§ TRY IT: Print each record below exactly as it appears.
+++
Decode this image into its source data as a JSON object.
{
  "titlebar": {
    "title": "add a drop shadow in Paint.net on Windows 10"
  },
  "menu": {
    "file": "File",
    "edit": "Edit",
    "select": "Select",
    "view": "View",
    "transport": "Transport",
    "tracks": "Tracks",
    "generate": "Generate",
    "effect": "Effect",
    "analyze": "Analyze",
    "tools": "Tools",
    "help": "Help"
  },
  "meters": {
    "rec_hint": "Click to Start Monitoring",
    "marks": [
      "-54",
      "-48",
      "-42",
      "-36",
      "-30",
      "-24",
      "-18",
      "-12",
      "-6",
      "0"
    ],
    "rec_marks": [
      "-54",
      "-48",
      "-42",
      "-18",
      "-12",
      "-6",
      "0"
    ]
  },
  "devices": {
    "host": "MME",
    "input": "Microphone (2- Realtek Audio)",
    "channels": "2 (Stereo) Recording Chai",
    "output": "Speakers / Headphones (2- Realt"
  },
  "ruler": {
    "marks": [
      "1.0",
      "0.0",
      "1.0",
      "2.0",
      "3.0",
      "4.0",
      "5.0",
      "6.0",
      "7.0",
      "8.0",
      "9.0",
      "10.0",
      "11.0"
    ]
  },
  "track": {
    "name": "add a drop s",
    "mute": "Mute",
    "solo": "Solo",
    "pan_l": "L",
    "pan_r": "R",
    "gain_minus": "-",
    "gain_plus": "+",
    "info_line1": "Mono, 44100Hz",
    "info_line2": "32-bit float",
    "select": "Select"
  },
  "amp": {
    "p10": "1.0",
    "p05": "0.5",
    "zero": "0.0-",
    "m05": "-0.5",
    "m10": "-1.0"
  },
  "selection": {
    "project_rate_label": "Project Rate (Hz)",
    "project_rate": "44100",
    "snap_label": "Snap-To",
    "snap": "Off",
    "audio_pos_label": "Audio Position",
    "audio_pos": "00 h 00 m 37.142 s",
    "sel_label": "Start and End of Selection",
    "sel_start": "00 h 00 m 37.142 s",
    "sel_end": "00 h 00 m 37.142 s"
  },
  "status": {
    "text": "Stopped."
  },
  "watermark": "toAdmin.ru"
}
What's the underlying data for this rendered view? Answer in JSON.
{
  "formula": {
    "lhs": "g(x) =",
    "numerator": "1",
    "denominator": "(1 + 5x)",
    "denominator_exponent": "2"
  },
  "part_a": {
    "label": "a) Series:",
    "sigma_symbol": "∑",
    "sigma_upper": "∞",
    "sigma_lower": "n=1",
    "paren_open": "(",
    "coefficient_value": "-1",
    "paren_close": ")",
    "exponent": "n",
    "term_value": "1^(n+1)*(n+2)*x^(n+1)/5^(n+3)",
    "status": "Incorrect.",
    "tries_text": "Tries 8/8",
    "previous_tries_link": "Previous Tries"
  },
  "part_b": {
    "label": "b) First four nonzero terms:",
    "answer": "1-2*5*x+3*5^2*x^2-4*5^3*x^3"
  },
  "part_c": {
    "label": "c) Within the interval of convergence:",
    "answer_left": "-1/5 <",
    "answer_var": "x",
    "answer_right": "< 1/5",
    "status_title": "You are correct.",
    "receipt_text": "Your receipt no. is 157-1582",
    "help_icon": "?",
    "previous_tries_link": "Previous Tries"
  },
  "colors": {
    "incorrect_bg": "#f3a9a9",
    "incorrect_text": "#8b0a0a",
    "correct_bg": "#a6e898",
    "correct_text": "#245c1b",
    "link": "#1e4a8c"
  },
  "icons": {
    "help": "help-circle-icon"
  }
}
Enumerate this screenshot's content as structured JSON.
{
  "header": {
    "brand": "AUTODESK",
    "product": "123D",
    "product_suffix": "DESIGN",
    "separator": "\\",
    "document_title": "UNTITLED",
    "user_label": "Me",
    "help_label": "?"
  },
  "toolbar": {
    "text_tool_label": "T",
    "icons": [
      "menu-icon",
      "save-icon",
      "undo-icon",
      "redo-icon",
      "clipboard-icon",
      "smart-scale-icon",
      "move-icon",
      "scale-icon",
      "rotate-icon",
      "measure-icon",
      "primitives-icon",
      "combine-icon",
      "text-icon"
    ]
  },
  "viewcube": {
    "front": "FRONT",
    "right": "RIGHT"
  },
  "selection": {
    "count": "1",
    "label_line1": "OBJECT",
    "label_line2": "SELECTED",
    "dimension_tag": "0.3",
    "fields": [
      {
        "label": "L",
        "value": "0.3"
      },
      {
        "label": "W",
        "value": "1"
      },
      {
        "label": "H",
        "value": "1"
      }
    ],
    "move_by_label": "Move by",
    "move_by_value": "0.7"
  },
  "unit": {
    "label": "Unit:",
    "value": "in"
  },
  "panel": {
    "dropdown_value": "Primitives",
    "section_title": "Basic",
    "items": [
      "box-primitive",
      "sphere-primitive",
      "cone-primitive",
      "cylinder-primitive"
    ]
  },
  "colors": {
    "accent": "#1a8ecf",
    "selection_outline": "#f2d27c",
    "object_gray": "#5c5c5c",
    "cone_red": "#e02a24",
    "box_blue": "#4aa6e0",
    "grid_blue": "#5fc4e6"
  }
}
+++
§ TASK OUTPUT:
Decode this image into its source data as a JSON object.
{
  "titlebar": {
    "title": "add a drop shadow in Paint.net on Windows 10"
  },
  "menu": {
    "file": "File",
    "edit": "Edit",
    "select": "Select",
    "view": "View",
    "transport": "Transport",
    "tracks": "Tracks",
    "generate": "Generate",
    "effect": "Effect",
    "analyze": "Analyze",
    "tools": "Tools",
    "help": "Help"
  },
  "meters": {
    "rec_hint": "Click to Start Monitoring",
    "marks": [
      "-54",
      "-48",
      "-42",
      "-36",
      "-30",
      "-24",
      "-18",
      "-12",
      "-6",
      "0"
    ],
    "rec_marks": [
      "-54",
      "-48",
      "-42",
      "-18",
      "-12",
      "-6",
      "0"
    ]
  },
  "devices": {
    "host": "MME",
    "input": "Microphone (2- Realtek Audio)",
    "channels": "2 (Stereo) Recording Chai",
    "output": "Speakers / Headphones (2- Realt"
  },
  "ruler": {
    "marks": [
      "1.0",
      "0.0",
      "1.0",
      "2.0",
      "3.0",
      "4.0",
      "5.0",
      "6.0",
      "7.0",
      "8.0",
      "9.0",
      "10.0",
      "11.0"
    ]
  },
  "track": {
    "name": "add a drop s",
    "mute": "Mute",
    "solo": "Solo",
    "pan_l": "L",
    "pan_r": "R",
    "gain_minus": "-",
    "gain_plus": "+",
    "info_line1": "Mono, 44100Hz",
    "info_line2": "32-bit float",
    "select": "Select"
  },
  "amp": {
    "p10": "1.0",
    "p05": "0.5",
    "zero": "0.0-",
    "m05": "-0.5",
    "m10": "-1.0"
  },
  "selection": {
    "project_rate_label": "Project Rate (Hz)",
    "project_rate": "44100",
    "snap_label": "Snap-To",
    "snap": "Off",
    "audio_pos_label": "Audio Position",
    "audio_pos": "00 h 00 m 37.142 s",
    "sel_label": "Start and End of Selection",
    "sel_start": "00 h 00 m 37.142 s",
    "sel_end": "00 h 00 m 37.142 s"
  },
  "status": {
    "text": "Stopped."
  },
  "watermark": "toAdmin.ru"
}
What's the underlying data for this rendered view? Answer in JSON.
{
  "formula": {
    "lhs": "g(x) =",
    "numerator": "1",
    "denominator": "(1 + 5x)",
    "denominator_exponent": "2"
  },
  "part_a": {
    "label": "a) Series:",
    "sigma_symbol": "∑",
    "sigma_upper": "∞",
    "sigma_lower": "n=1",
    "paren_open": "(",
    "coefficient_value": "-1",
    "paren_close": ")",
    "exponent": "n",
    "term_value": "1^(n+1)*(n+2)*x^(n+1)/5^(n+3)",
    "status": "Incorrect.",
    "tries_text": "Tries 8/8",
    "previous_tries_link": "Previous Tries"
  },
  "part_b": {
    "label": "b) First four nonzero terms:",
    "answer": "1-2*5*x+3*5^2*x^2-4*5^3*x^3"
  },
  "part_c": {
    "label": "c) Within the interval of convergence:",
    "answer_left": "-1/5 <",
    "answer_var": "x",
    "answer_right": "< 1/5",
    "status_title": "You are correct.",
    "receipt_text": "Your receipt no. is 157-1582",
    "help_icon": "?",
    "previous_tries_link": "Previous Tries"
  },
  "colors": {
    "incorrect_bg": "#f3a9a9",
    "incorrect_text": "#8b0a0a",
    "correct_bg": "#a6e898",
    "correct_text": "#245c1b",
    "link": "#1e4a8c"
  },
  "icons": {
    "help": "help-circle-icon"
  }
}
Enumerate this screenshot's content as structured JSON.
{
  "header": {
    "brand": "AUTODESK",
    "product": "123D",
    "product_suffix": "DESIGN",
    "separator": "\\",
    "document_title": "UNTITLED",
    "user_label": "Me",
    "help_label": "?"
  },
  "toolbar": {
    "text_tool_label": "T",
    "icons": [
      "menu-icon",
      "save-icon",
      "undo-icon",
      "redo-icon",
      "clipboard-icon",
      "smart-scale-icon",
      "move-icon",
      "scale-icon",
      "rotate-icon",
      "measure-icon",
      "primitives-icon",
      "combine-icon",
      "text-icon"
    ]
  },
  "viewcube": {
    "front": "FRONT",
    "right": "RIGHT"
  },
  "selection": {
    "count": "1",
    "label_line1": "OBJECT",
    "label_line2": "SELECTED",
    "dimension_tag": "0.3",
    "fields": [
      {
        "label": "L",
        "value": "0.3"
      },
      {
        "label": "W",
        "value": "1"
      },
      {
        "label": "H",
        "value": "1"
      }
    ],
    "move_by_label": "Move by",
    "move_by_value": "0.7"
  },
  "unit": {
    "label": "Unit:",
    "value": "in"
  },
  "panel": {
    "dropdown_value": "Primitives",
    "section_title": "Basic",
    "items": [
      "box-primitive",
      "sphere-primitive",
      "cone-primitive",
      "cylinder-primitive"
    ]
  },
  "colors": {
    "accent": "#1a8ecf",
    "selection_outline": "#f2d27c",
    "object_gray": "#5c5c5c",
    "cone_red": "#e02a24",
    "box_blue": "#4aa6e0",
    "grid_blue": "#5fc4e6"
  }
}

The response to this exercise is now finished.